[Data about app and page elements]
--- START ---
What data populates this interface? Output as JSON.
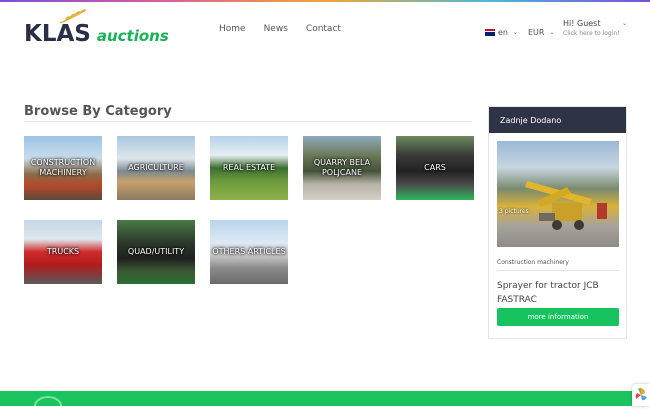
{
  "header": {
    "logo_main": "KLAS",
    "logo_sub": "auctions",
    "nav": [
      "Home",
      "News",
      "Contact"
    ],
    "language": "en",
    "currency": "EUR",
    "user_greeting": "Hi! Guest",
    "user_login": "Click here to login!"
  },
  "main": {
    "title": "Browse By Category",
    "categories": [
      {
        "label": "CONSTRUCTION MACHINERY"
      },
      {
        "label": "AGRICULTURE"
      },
      {
        "label": "REAL ESTATE"
      },
      {
        "label": "QUARRY BELA POLJCANE"
      },
      {
        "label": "CARS"
      },
      {
        "label": "TRUCKS"
      },
      {
        "label": "QUAD/UTILITY"
      },
      {
        "label": "OTHERS ARTICLES"
      }
    ]
  },
  "sidebar": {
    "heading": "Zadnje Dodano",
    "pictures": "3 pictures",
    "category": "Construction machinery",
    "title": "Sprayer for tractor JCB FASTRAC",
    "button": "more information"
  },
  "colors": {
    "brand_green": "#17c35f",
    "dark_navy": "#2e3346",
    "logo_text": "#2a2f45"
  }
}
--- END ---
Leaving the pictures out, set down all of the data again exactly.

### Problem solution
What data populates this interface? Output as JSON.
{
  "header": {
    "logo_main": "KLAS",
    "logo_sub": "auctions",
    "nav": [
      "Home",
      "News",
      "Contact"
    ],
    "language": "en",
    "currency": "EUR",
    "user_greeting": "Hi! Guest",
    "user_login": "Click here to login!"
  },
  "main": {
    "title": "Browse By Category",
    "categories": [
      {
        "label": "CONSTRUCTION MACHINERY"
      },
      {
        "label": "AGRICULTURE"
      },
      {
        "label": "REAL ESTATE"
      },
      {
        "label": "QUARRY BELA POLJCANE"
      },
      {
        "label": "CARS"
      },
      {
        "label": "TRUCKS"
      },
      {
        "label": "QUAD/UTILITY"
      },
      {
        "label": "OTHERS ARTICLES"
      }
    ]
  },
  "sidebar": {
    "heading": "Zadnje Dodano",
    "pictures": "3 pictures",
    "category": "Construction machinery",
    "title": "Sprayer for tractor JCB FASTRAC",
    "button": "more information"
  },
  "colors": {
    "brand_green": "#17c35f",
    "dark_navy": "#2e3346",
    "logo_text": "#2a2f45"
  }
}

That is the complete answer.